Kristine Bonnevies hus (map)
Photo: M. Leys
We aim to disuss cutting-edge methods in genomic research and their applications in evolutionary studies. We have a broad interest in genomics, ranging from population genomics, phylogenomics to genome-wide association studies but we intend to focus on recent studies or methods.
Subscribe to the evogenome mailing list to receive updates on upcoming topics and suggest articles to discuss. The journal club is scheduled every two weeks on Thursdays at 13:00.
We will discuss the recent study ofphylogeography of the Anolis sericeus complex.

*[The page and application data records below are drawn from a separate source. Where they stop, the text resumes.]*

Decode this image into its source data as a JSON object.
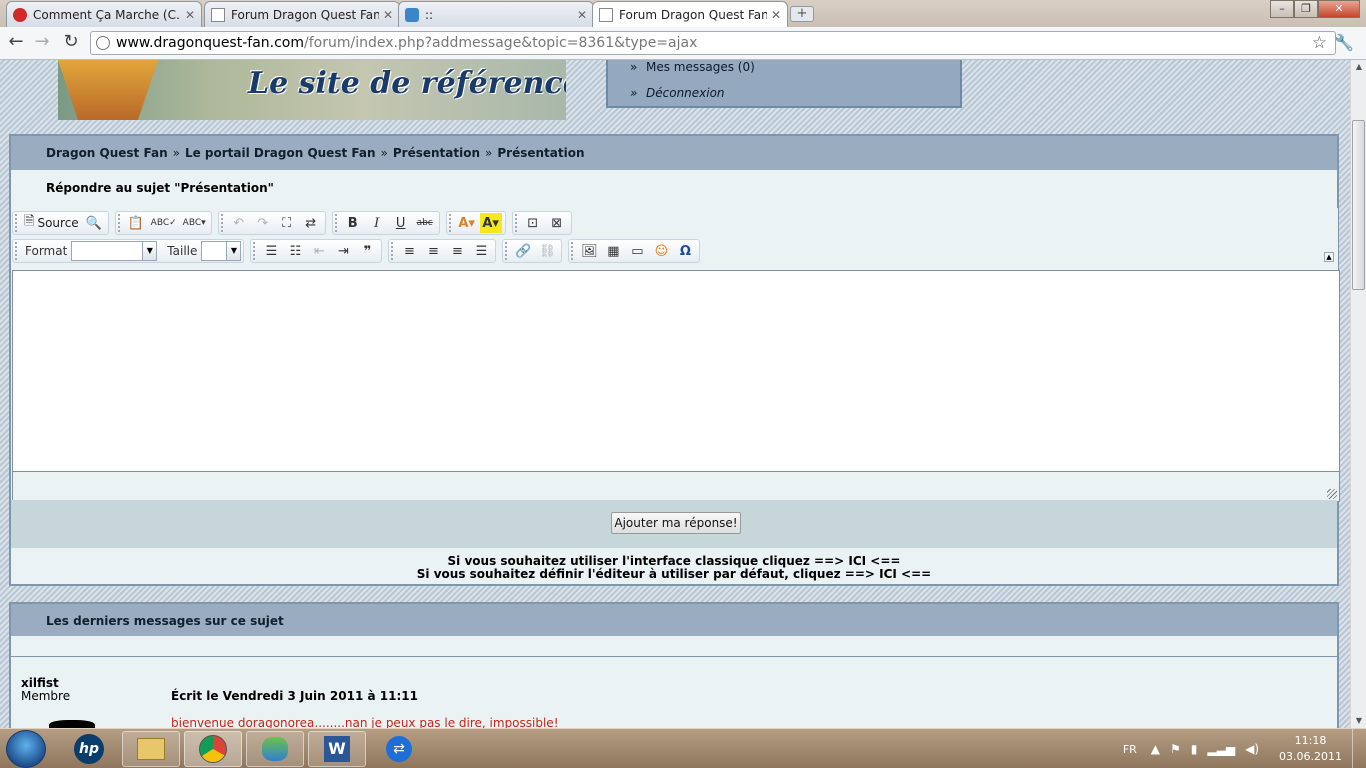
{
  "browser": {
    "tabs": [
      {
        "title": "Comment Ça Marche (C…",
        "favicon_color": "#d02a2a"
      },
      {
        "title": "Forum Dragon Quest Fan…",
        "favicon_color": "#8a8a8a"
      },
      {
        "title": "::",
        "favicon_color": "#3a86c8"
      },
      {
        "title": "Forum Dragon Quest Fan",
        "favicon_color": "#8a8a8a",
        "active": true
      }
    ],
    "url_host": "www.dragonquest-fan.com",
    "url_path": "/forum/index.php?addmessage&topic=8361&type=ajax"
  },
  "header": {
    "slogan": "Le site de référence",
    "user_menu": [
      "Mes messages (0)",
      "Déconnexion"
    ]
  },
  "breadcrumb": [
    "Dragon Quest Fan",
    "Le portail Dragon Quest Fan",
    "Présentation",
    "Présentation"
  ],
  "reply": {
    "title": "Répondre au sujet \"Présentation\"",
    "source_label": "Source",
    "format_label": "Format",
    "size_label": "Taille",
    "submit_label": "Ajouter ma réponse!",
    "hint_classic": "Si vous souhaitez utiliser l'interface classique cliquez ==> ICI <==",
    "hint_default": "Si vous souhaitez définir l'éditeur à utiliser par défaut, cliquez ==> ICI <=="
  },
  "last_messages": {
    "title": "Les derniers messages sur ce sujet",
    "author": "xilfist",
    "role": "Membre",
    "header": "Écrit le Vendredi 3 Juin 2011 à 11:11",
    "text": "bienvenue doragonorea........nan je peux pas le dire, impossible!"
  },
  "taskbar": {
    "lang": "FR",
    "time": "11:18",
    "date": "03.06.2011"
  }
}
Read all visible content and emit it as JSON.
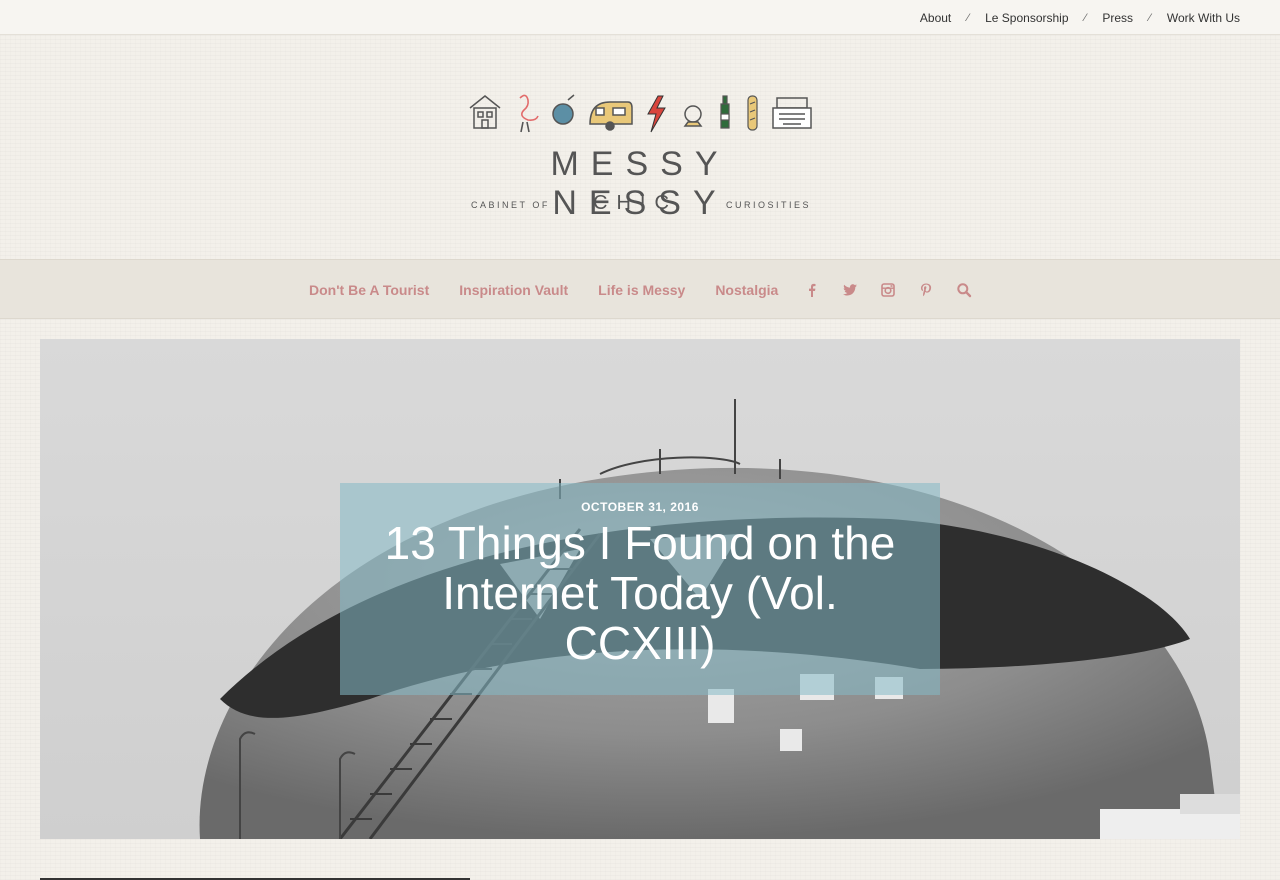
{
  "topnav": {
    "items": [
      "About",
      "Le Sponsorship",
      "Press",
      "Work With Us"
    ],
    "separator": "⁄"
  },
  "logo": {
    "title": "MESSY NESSY",
    "sub_left": "CABINET OF",
    "sub_mid": "CHIC",
    "sub_right": "CURIOSITIES"
  },
  "mainnav": {
    "items": [
      "Don't Be A Tourist",
      "Inspiration Vault",
      "Life is Messy",
      "Nostalgia"
    ],
    "icons": [
      "facebook-icon",
      "twitter-icon",
      "instagram-icon",
      "pinterest-icon",
      "search-icon"
    ],
    "link_color": "#c98a8a"
  },
  "post": {
    "date": "OCTOBER 31, 2016",
    "title": "13 Things I Found on the Internet Today (Vol. CCXIII)"
  },
  "colors": {
    "background": "#f3f0ea",
    "title_box": "#85b9c6"
  }
}
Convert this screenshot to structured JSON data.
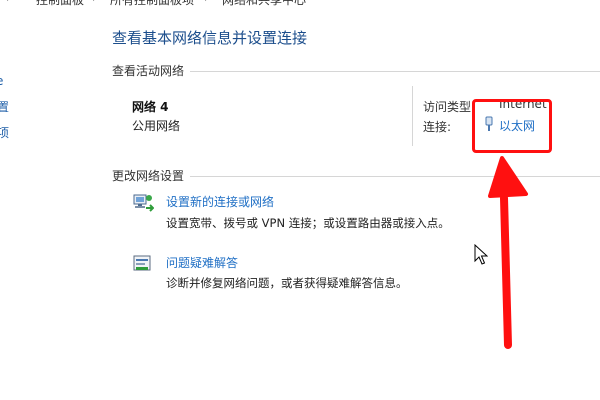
{
  "breadcrumb": {
    "items": [
      "控制面板",
      "所有控制面板项",
      "网络和共享中心"
    ]
  },
  "left_nav": {
    "items": [
      "e",
      "置",
      "项"
    ]
  },
  "page": {
    "title": "查看基本网络信息并设置连接"
  },
  "active_networks": {
    "header": "查看活动网络",
    "network_name": "网络 4",
    "network_type": "公用网络",
    "access_type_label": "访问类型:",
    "access_type_value": "Internet",
    "connection_label": "连接:",
    "connection_value": "以太网"
  },
  "change_settings": {
    "header": "更改网络设置",
    "items": [
      {
        "link": "设置新的连接或网络",
        "desc": "设置宽带、拨号或 VPN 连接；或设置路由器或接入点。",
        "icon": "network-setup-icon"
      },
      {
        "link": "问题疑难解答",
        "desc": "诊断并修复网络问题，或者获得疑难解答信息。",
        "icon": "troubleshoot-icon"
      }
    ]
  },
  "colors": {
    "title": "#1c4e8c",
    "link": "#1f6fc5",
    "annotation": "#ff1010"
  }
}
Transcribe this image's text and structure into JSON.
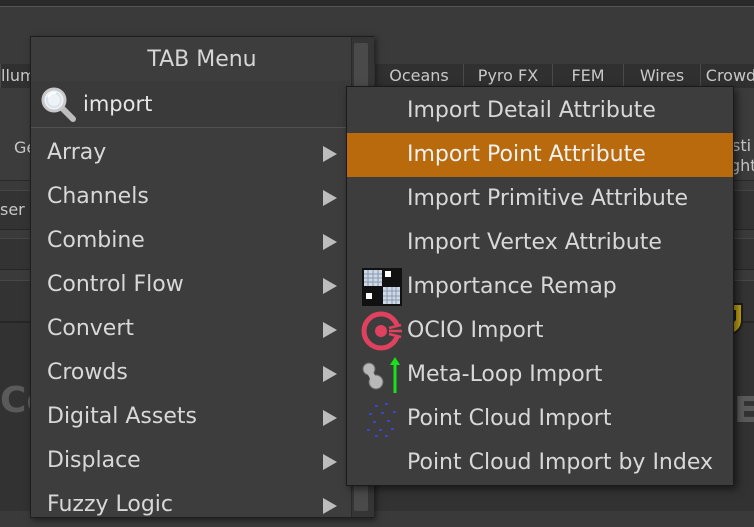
{
  "background": {
    "tabs": [
      "llum",
      "Oceans",
      "Pyro FX",
      "FEM",
      "Wires",
      "Crowd"
    ],
    "shelf_fragments": [
      "Ge",
      "sti",
      "ght"
    ],
    "row_fragment": "ser",
    "big_left": "Co",
    "big_right": "E"
  },
  "tab_menu": {
    "title": "TAB Menu",
    "search": {
      "value": "import",
      "icon": "magnifier-icon"
    },
    "categories": [
      {
        "label": "Array"
      },
      {
        "label": "Channels"
      },
      {
        "label": "Combine"
      },
      {
        "label": "Control Flow"
      },
      {
        "label": "Convert"
      },
      {
        "label": "Crowds"
      },
      {
        "label": "Digital Assets"
      },
      {
        "label": "Displace"
      },
      {
        "label": "Fuzzy Logic"
      }
    ]
  },
  "results": {
    "selected_index": 1,
    "selection_color": "#b86a0c",
    "items": [
      {
        "label": "Import Detail Attribute",
        "icon": ""
      },
      {
        "label": "Import Point Attribute",
        "icon": ""
      },
      {
        "label": "Import Primitive Attribute",
        "icon": ""
      },
      {
        "label": "Import Vertex Attribute",
        "icon": ""
      },
      {
        "label": "Importance Remap",
        "icon": "grid-remap-icon"
      },
      {
        "label": "OCIO Import",
        "icon": "ocio-icon"
      },
      {
        "label": "Meta-Loop Import",
        "icon": "metaball-arrow-icon"
      },
      {
        "label": "Point Cloud Import",
        "icon": "point-cloud-icon"
      },
      {
        "label": "Point Cloud Import by Index",
        "icon": ""
      }
    ]
  }
}
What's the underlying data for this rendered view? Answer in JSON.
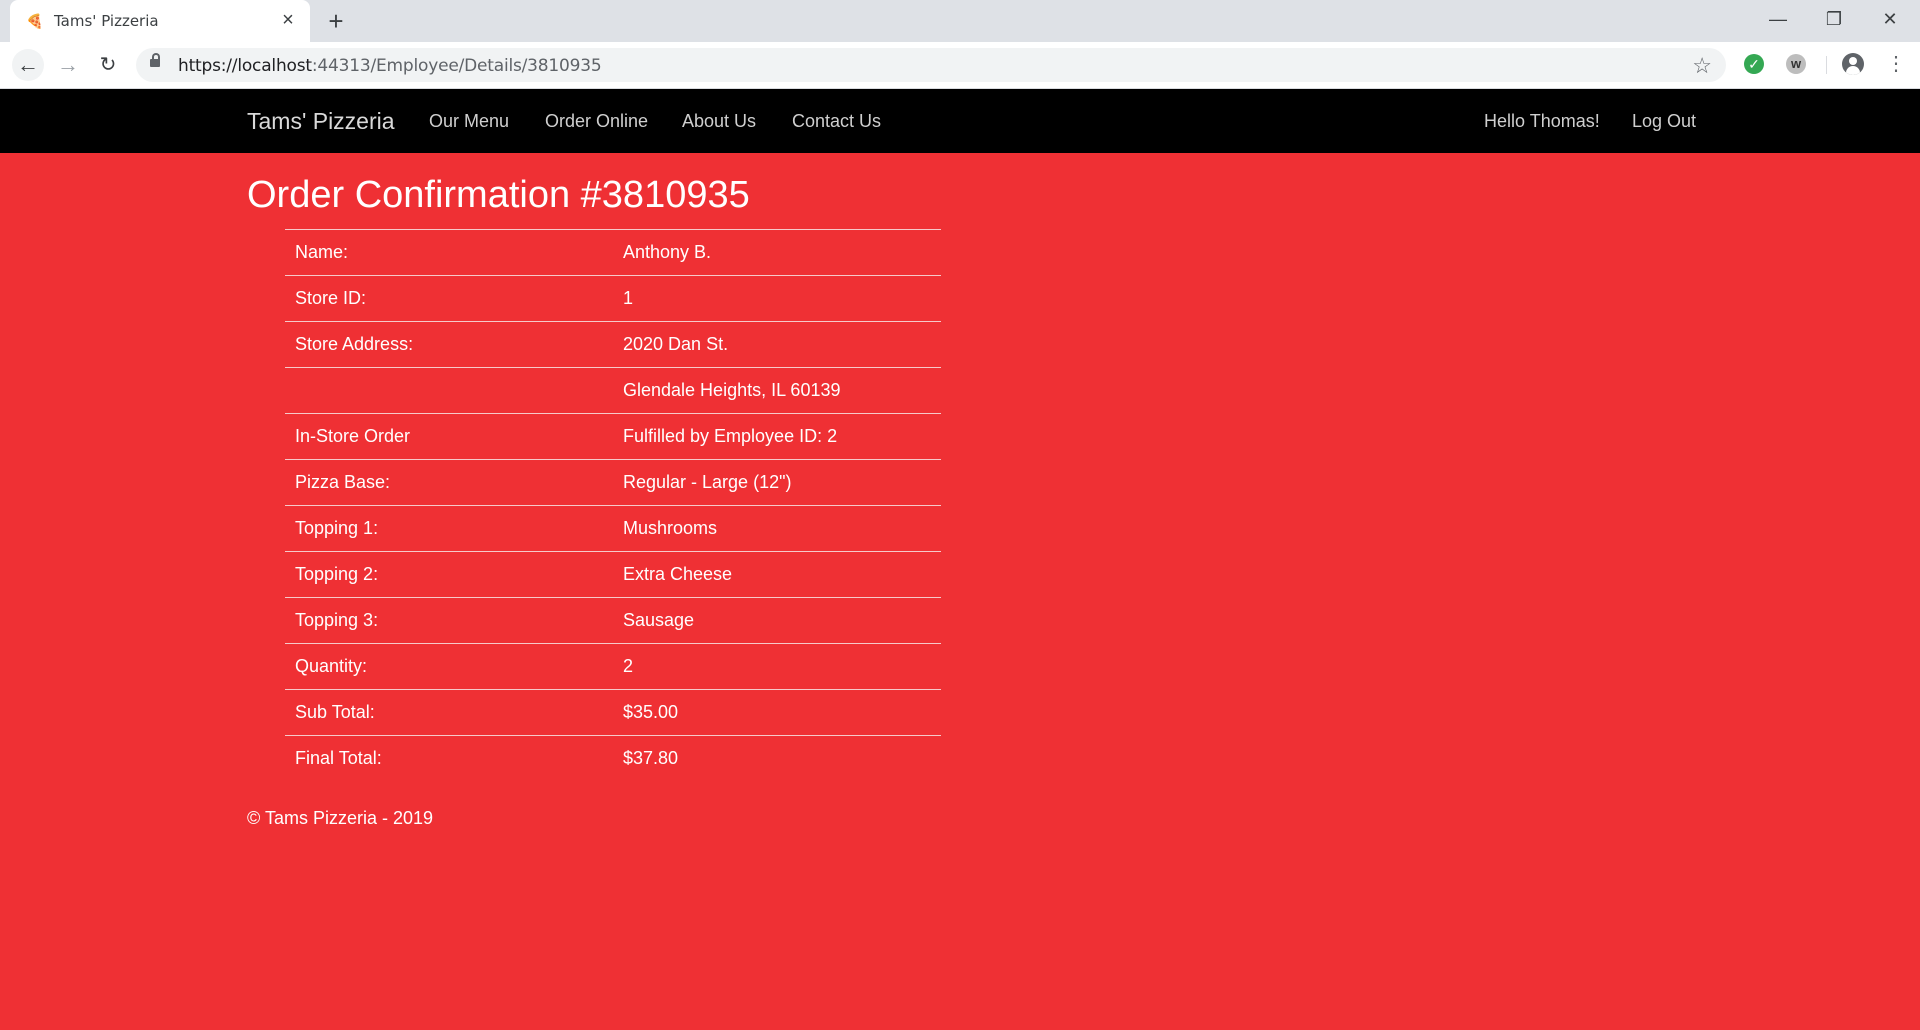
{
  "browser": {
    "tab_title": "Tams' Pizzeria",
    "url_host": "https://localhost",
    "url_rest": ":44313/Employee/Details/3810935"
  },
  "nav": {
    "brand": "Tams' Pizzeria",
    "links": [
      "Our Menu",
      "Order Online",
      "About Us",
      "Contact Us"
    ],
    "greeting": "Hello Thomas!",
    "logout": "Log Out"
  },
  "main": {
    "title": "Order Confirmation #3810935",
    "rows": [
      {
        "label": "Name:",
        "value": "Anthony B."
      },
      {
        "label": "Store ID:",
        "value": "1"
      },
      {
        "label": "Store Address:",
        "value": "2020 Dan St."
      },
      {
        "label": "",
        "value": "Glendale Heights, IL 60139"
      },
      {
        "label": "In-Store Order",
        "value": "Fulfilled by Employee ID: 2"
      },
      {
        "label": "Pizza Base:",
        "value": "Regular - Large (12\")"
      },
      {
        "label": "Topping 1:",
        "value": "Mushrooms"
      },
      {
        "label": "Topping 2:",
        "value": "Extra Cheese"
      },
      {
        "label": "Topping 3:",
        "value": "Sausage"
      },
      {
        "label": "Quantity:",
        "value": "2"
      },
      {
        "label": "Sub Total:",
        "value": "$35.00"
      },
      {
        "label": "Final Total:",
        "value": "$37.80"
      }
    ]
  },
  "footer": {
    "text": "© Tams Pizzeria - 2019"
  }
}
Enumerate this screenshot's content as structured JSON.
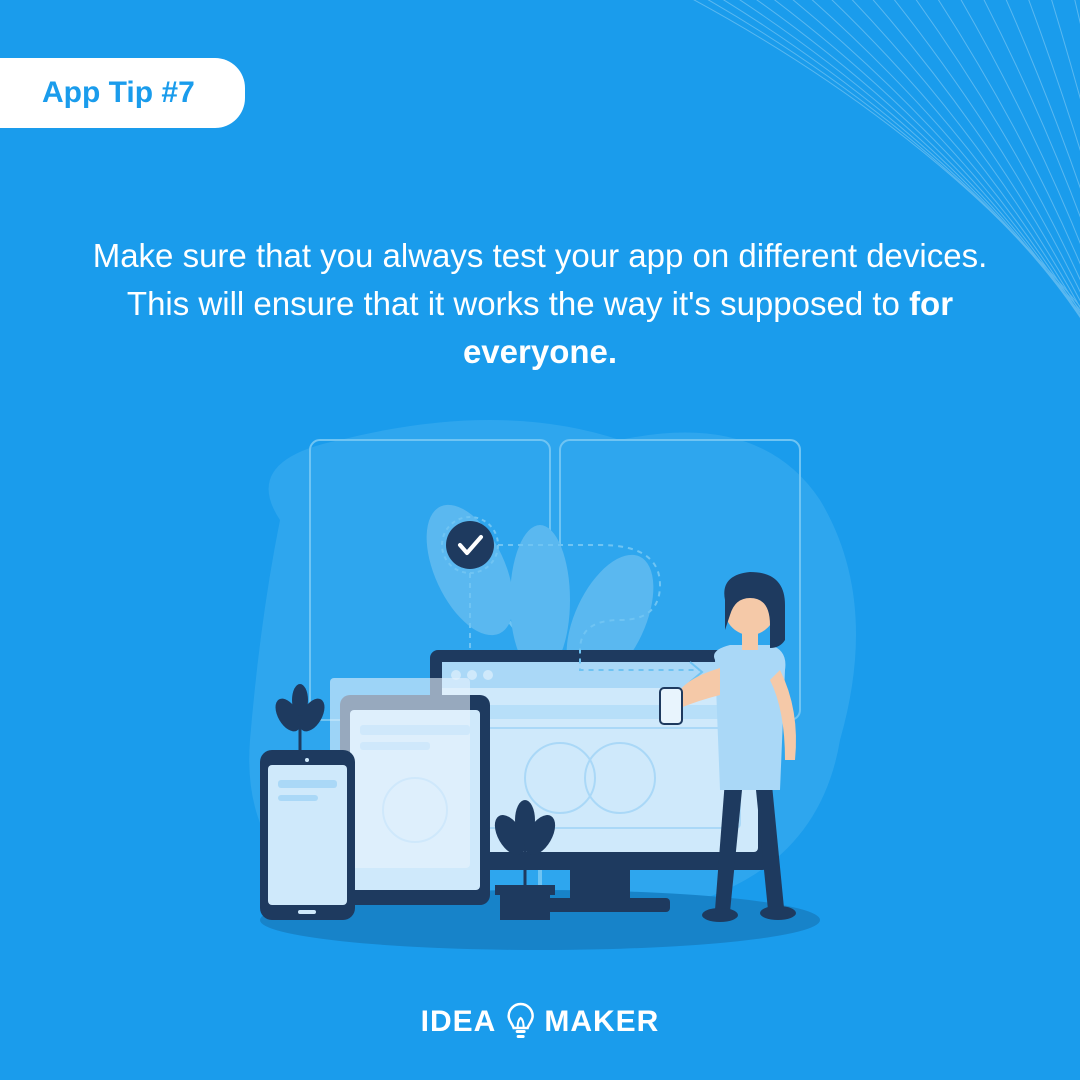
{
  "badge": {
    "label": "App Tip #7"
  },
  "tip": {
    "line_prefix": "Make sure that you always test your app on different devices. This will ensure that it works the way it's supposed to ",
    "line_bold": "for everyone."
  },
  "logo": {
    "left": "IDEA",
    "right": "MAKER"
  },
  "colors": {
    "bg": "#1a9cec",
    "accent_dark": "#1e3a5f",
    "light": "#cfe9fb",
    "white": "#ffffff"
  }
}
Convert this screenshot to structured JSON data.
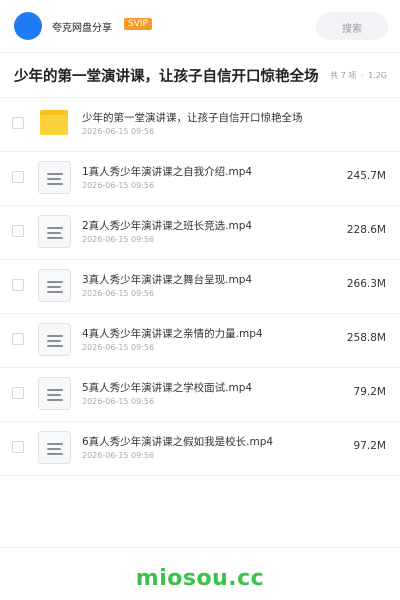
{
  "header": {
    "app_name": "夸克网盘分享",
    "badge": "SVIP",
    "search_placeholder": "搜索",
    "avatar_color": "#1f7cf5"
  },
  "share": {
    "title": "少年的第一堂演讲课，让孩子自信开口惊艳全场",
    "count": "共 7 项",
    "separator": "·",
    "total_size": "1.2G"
  },
  "files": [
    {
      "name": "少年的第一堂演讲课，让孩子自信开口惊艳全场",
      "date": "2026-06-15 09:56",
      "size": "",
      "icon": "folder-icon"
    },
    {
      "name": "1真人秀少年演讲课之自我介绍.mp4",
      "date": "2026-06-15 09:56",
      "size": "245.7M",
      "icon": "video-file-icon"
    },
    {
      "name": "2真人秀少年演讲课之班长竞选.mp4",
      "date": "2026-06-15 09:56",
      "size": "228.6M",
      "icon": "video-file-icon"
    },
    {
      "name": "3真人秀少年演讲课之舞台呈现.mp4",
      "date": "2026-06-15 09:56",
      "size": "266.3M",
      "icon": "video-file-icon"
    },
    {
      "name": "4真人秀少年演讲课之亲情的力量.mp4",
      "date": "2026-06-15 09:56",
      "size": "258.8M",
      "icon": "video-file-icon"
    },
    {
      "name": "5真人秀少年演讲课之学校面试.mp4",
      "date": "2026-06-15 09:56",
      "size": "79.2M",
      "icon": "video-file-icon"
    },
    {
      "name": "6真人秀少年演讲课之假如我是校长.mp4",
      "date": "2026-06-15 09:56",
      "size": "97.2M",
      "icon": "video-file-icon"
    }
  ],
  "watermark": "miosou.cc",
  "colors": {
    "accent": "#1f7cf5",
    "svip": "#f59a23",
    "folder": "#fcd23a",
    "watermark": "#3cc14b"
  }
}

The first journal club of 2019 will discuss a study by Anderson et al. on the growth and mutations patterns of one single humongous individual of the fungus Armillaria gallica.
Pleiotropy and linkage desiquilibrium will be central to discussions at our next journal club. We will discuss the study of Lotterhos et al. giving new insights into the evolution of genetic architectures.
We will discuss the recent study of
In the study of Bast et al., we will discuss genomic patterns associated with the lack of recombination in asexual stick insects such as levels of polymorphisms, biased gene conversion and the effectiveness of purifying selection.
We will discuss the study of Combs et al. and gain insights into spatial autocorrelation, coancestry and evolutionary clustering analyses as well as invasion in urban landscapes
We will discuss tests for positive selection and evolutionary processes involved in host specificity in insect pathogens in the recent study of Kobmoo et al.
We will discuss a new Genome-Wide Association Study approach implemented by Caitlins & Didelot (TreeWAS). The method search for statistically significant associations between a phenotype and the genotype at all loci in a genetic dataset. treeWAS has the advantage to control for the confounding effects of clonal population structure and population stratification.
We will discuss a study by Krohn et al. using a reduced representation genomic approach (RAD sequencing) to study the genetic diversity and evolutionary relationships of an endangered vole and other closely related desert-dwelling voles.
Wang et al. MolecularEcology(2016)25,3605–3621
Mol. Biol. Evol. 32(10):2547–2558 doi:10.1093/molbev/msv126